__EXERCISE PROMPT__.
Please reproduce the entries below exactly, omitting any images they contain.

(Web page and app entries)
++++++++

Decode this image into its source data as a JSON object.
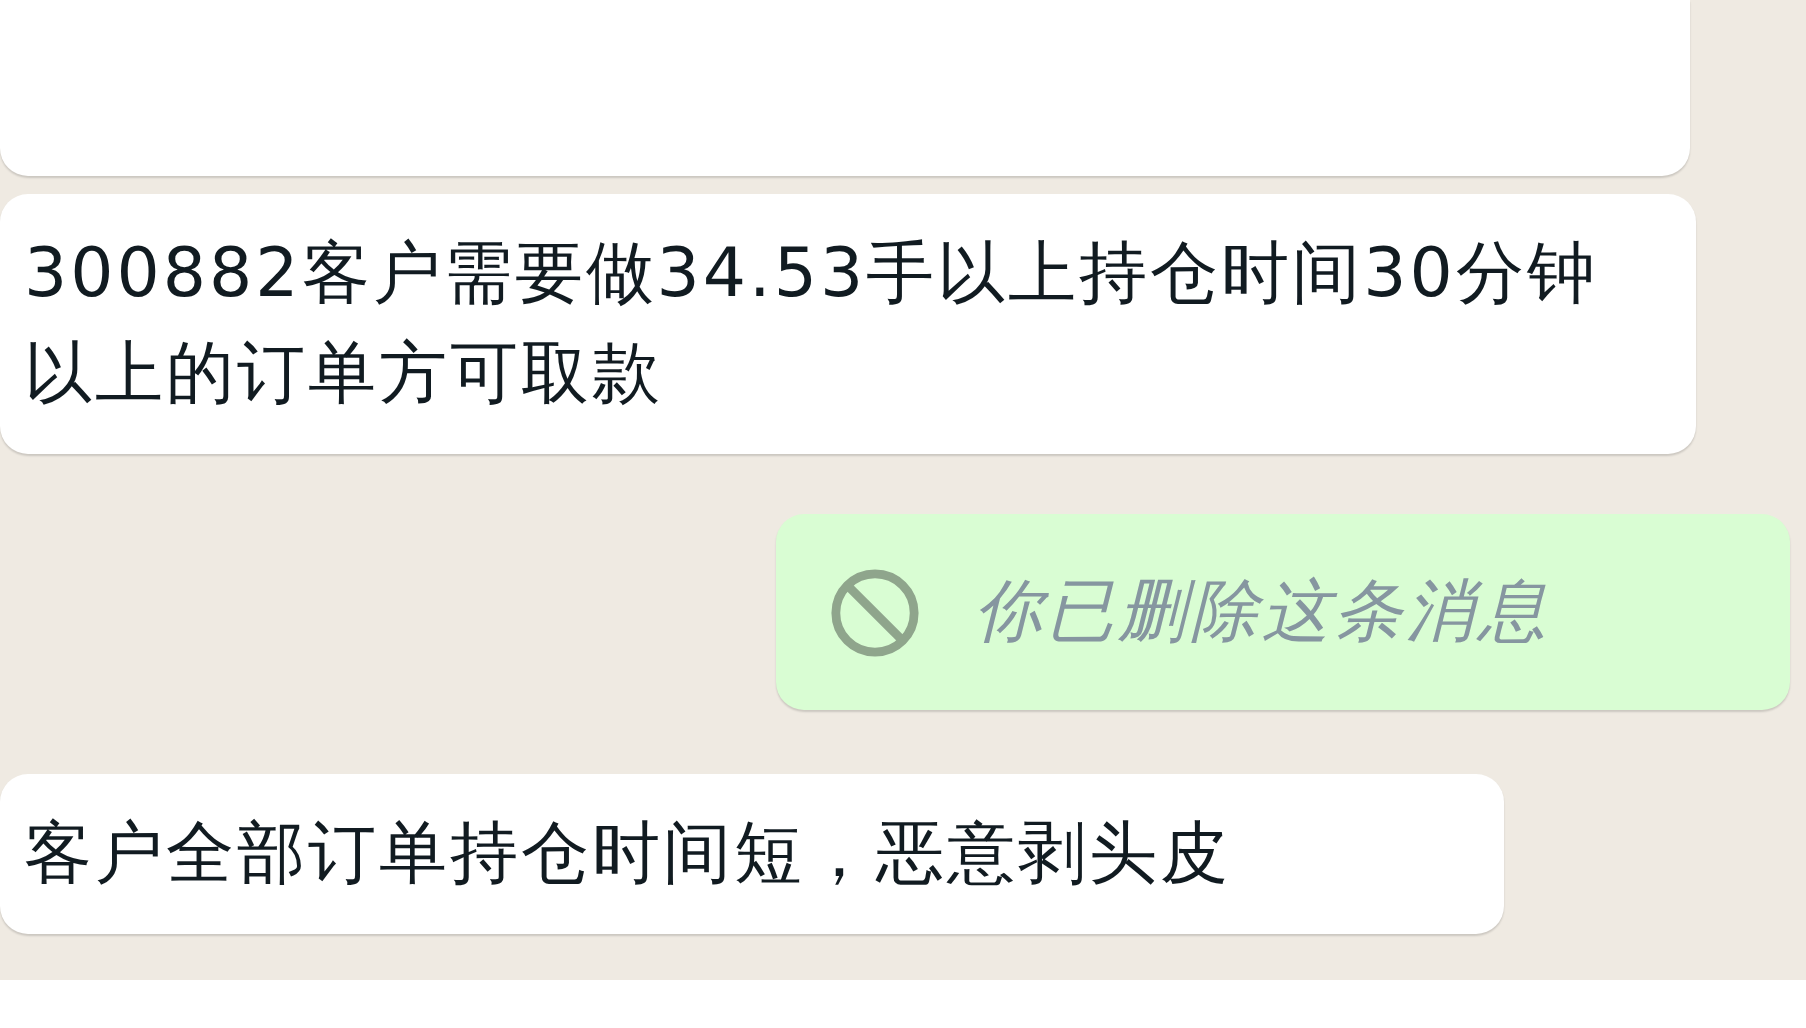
{
  "messages": [
    {
      "kind": "partial",
      "outgoing": false
    },
    {
      "kind": "text",
      "outgoing": false,
      "text": "300882客户需要做34.53手以上持仓时间30分钟以上的订单方可取款"
    },
    {
      "kind": "deleted",
      "outgoing": true,
      "text": "你已删除这条消息"
    },
    {
      "kind": "text",
      "outgoing": false,
      "text": "客户全部订单持仓时间短，恶意剥头皮"
    }
  ]
}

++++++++

__REPLY__.
Decode this image into its source data as a JSON object.
{
  "messages": [
    {
      "kind": "partial",
      "outgoing": false
    },
    {
      "kind": "text",
      "outgoing": false,
      "text": "300882客户需要做34.53手以上持仓时间30分钟以上的订单方可取款"
    },
    {
      "kind": "deleted",
      "outgoing": true,
      "text": "你已删除这条消息"
    },
    {
      "kind": "text",
      "outgoing": false,
      "text": "客户全部订单持仓时间短，恶意剥头皮"
    }
  ]
}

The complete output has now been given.